| Aim of the exercise |
When the records are reproduced, each one must match exactly, and no picture may be kept.

| The data |

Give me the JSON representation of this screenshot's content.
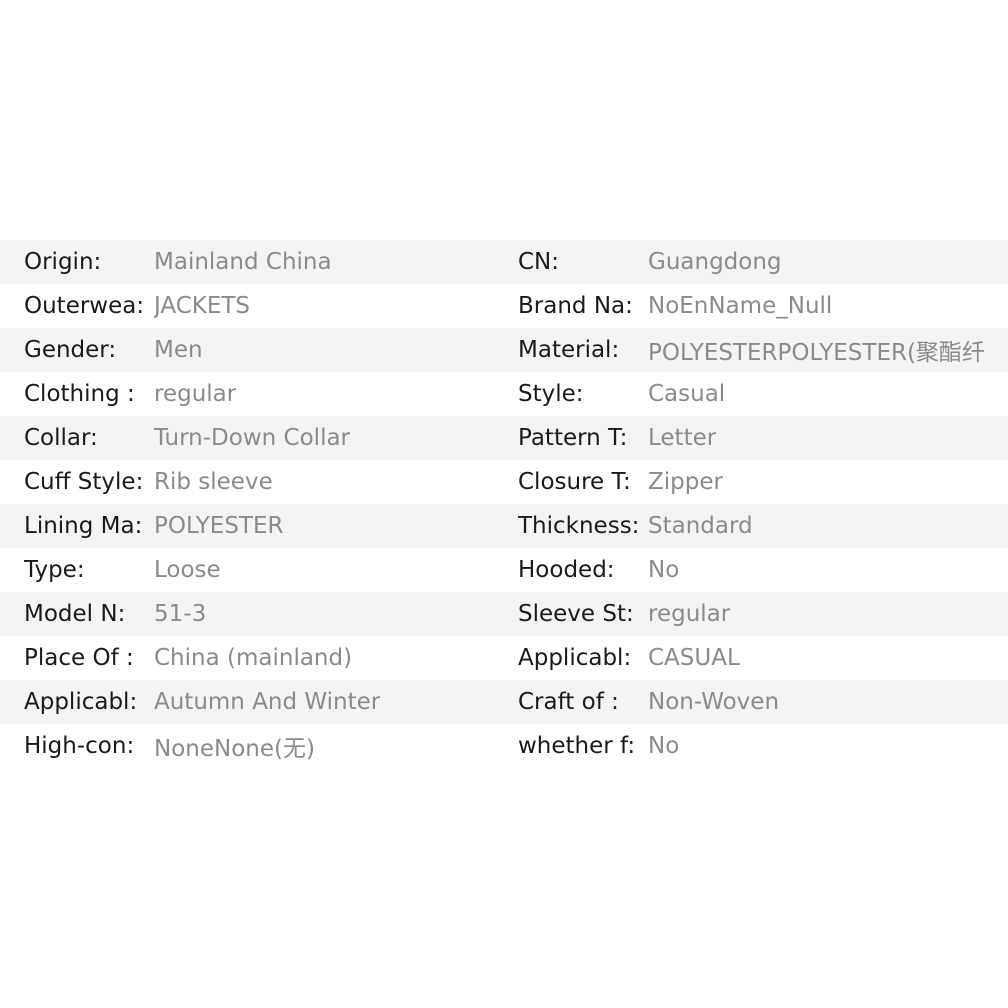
{
  "rows": [
    {
      "left": {
        "label": "Origin:",
        "value": "Mainland China"
      },
      "right": {
        "label": "CN:",
        "value": "Guangdong"
      }
    },
    {
      "left": {
        "label": "Outerwea:",
        "value": "JACKETS"
      },
      "right": {
        "label": "Brand Na:",
        "value": "NoEnName_Null"
      }
    },
    {
      "left": {
        "label": "Gender:",
        "value": "Men"
      },
      "right": {
        "label": "Material:",
        "value": "POLYESTERPOLYESTER(聚酯纤"
      }
    },
    {
      "left": {
        "label": "Clothing :",
        "value": "regular"
      },
      "right": {
        "label": "Style:",
        "value": "Casual"
      }
    },
    {
      "left": {
        "label": "Collar:",
        "value": "Turn-Down Collar"
      },
      "right": {
        "label": "Pattern T:",
        "value": "Letter"
      }
    },
    {
      "left": {
        "label": "Cuff Style:",
        "value": "Rib sleeve"
      },
      "right": {
        "label": "Closure T:",
        "value": "Zipper"
      }
    },
    {
      "left": {
        "label": "Lining Ma:",
        "value": "POLYESTER"
      },
      "right": {
        "label": "Thickness:",
        "value": "Standard"
      }
    },
    {
      "left": {
        "label": "Type:",
        "value": "Loose"
      },
      "right": {
        "label": "Hooded:",
        "value": "No"
      }
    },
    {
      "left": {
        "label": "Model N:",
        "value": "51-3"
      },
      "right": {
        "label": "Sleeve St:",
        "value": "regular"
      }
    },
    {
      "left": {
        "label": "Place Of :",
        "value": "China (mainland)"
      },
      "right": {
        "label": "Applicabl:",
        "value": "CASUAL"
      }
    },
    {
      "left": {
        "label": "Applicabl:",
        "value": "Autumn And Winter"
      },
      "right": {
        "label": "Craft of :",
        "value": "Non-Woven"
      }
    },
    {
      "left": {
        "label": "High-con:",
        "value": "NoneNone(无)"
      },
      "right": {
        "label": "whether f:",
        "value": "No"
      }
    }
  ]
}
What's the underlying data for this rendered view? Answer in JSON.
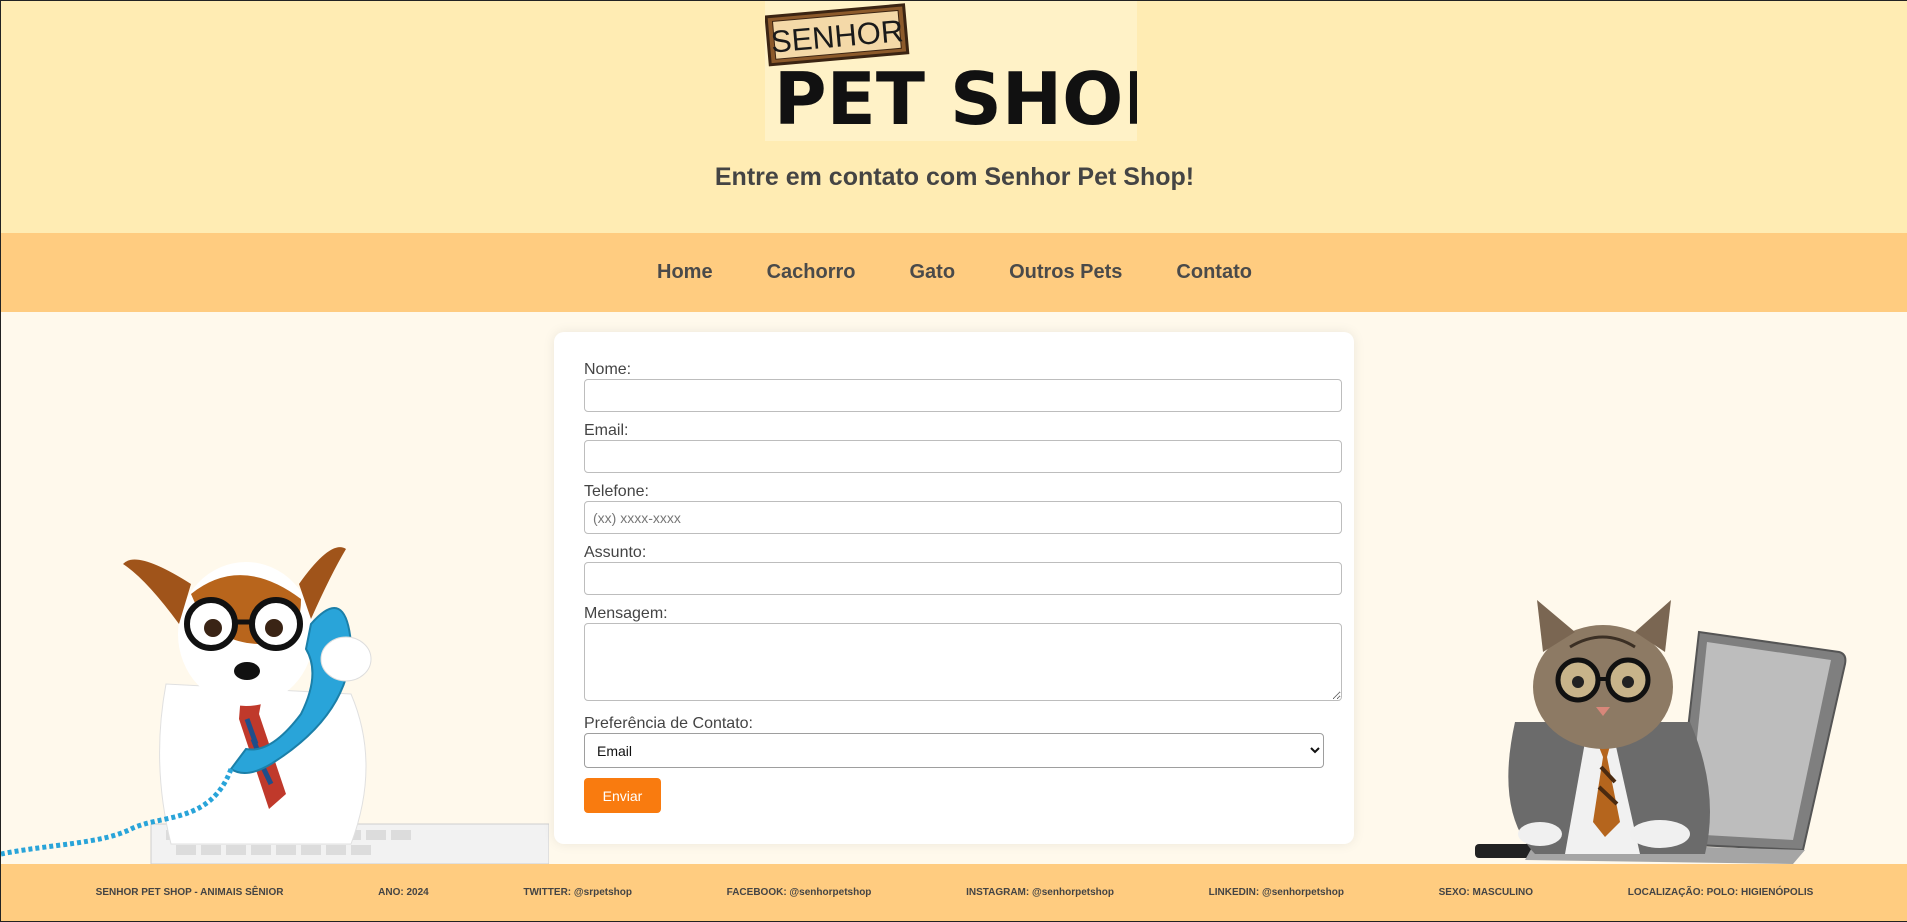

| Answer to this problem |
Give me the JSON representation of this screenshot's content.
{
  "rows": [
    {
      "left": {
        "label": "Origin:",
        "value": "Mainland China"
      },
      "right": {
        "label": "CN:",
        "value": "Guangdong"
      }
    },
    {
      "left": {
        "label": "Outerwea:",
        "value": "JACKETS"
      },
      "right": {
        "label": "Brand Na:",
        "value": "NoEnName_Null"
      }
    },
    {
      "left": {
        "label": "Gender:",
        "value": "Men"
      },
      "right": {
        "label": "Material:",
        "value": "POLYESTERPOLYESTER(聚酯纤"
      }
    },
    {
      "left": {
        "label": "Clothing :",
        "value": "regular"
      },
      "right": {
        "label": "Style:",
        "value": "Casual"
      }
    },
    {
      "left": {
        "label": "Collar:",
        "value": "Turn-Down Collar"
      },
      "right": {
        "label": "Pattern T:",
        "value": "Letter"
      }
    },
    {
      "left": {
        "label": "Cuff Style:",
        "value": "Rib sleeve"
      },
      "right": {
        "label": "Closure T:",
        "value": "Zipper"
      }
    },
    {
      "left": {
        "label": "Lining Ma:",
        "value": "POLYESTER"
      },
      "right": {
        "label": "Thickness:",
        "value": "Standard"
      }
    },
    {
      "left": {
        "label": "Type:",
        "value": "Loose"
      },
      "right": {
        "label": "Hooded:",
        "value": "No"
      }
    },
    {
      "left": {
        "label": "Model N:",
        "value": "51-3"
      },
      "right": {
        "label": "Sleeve St:",
        "value": "regular"
      }
    },
    {
      "left": {
        "label": "Place Of :",
        "value": "China (mainland)"
      },
      "right": {
        "label": "Applicabl:",
        "value": "CASUAL"
      }
    },
    {
      "left": {
        "label": "Applicabl:",
        "value": "Autumn And Winter"
      },
      "right": {
        "label": "Craft of :",
        "value": "Non-Woven"
      }
    },
    {
      "left": {
        "label": "High-con:",
        "value": "NoneNone(无)"
      },
      "right": {
        "label": "whether f:",
        "value": "No"
      }
    }
  ]
}
What's the underlying data for this rendered view? Answer in JSON.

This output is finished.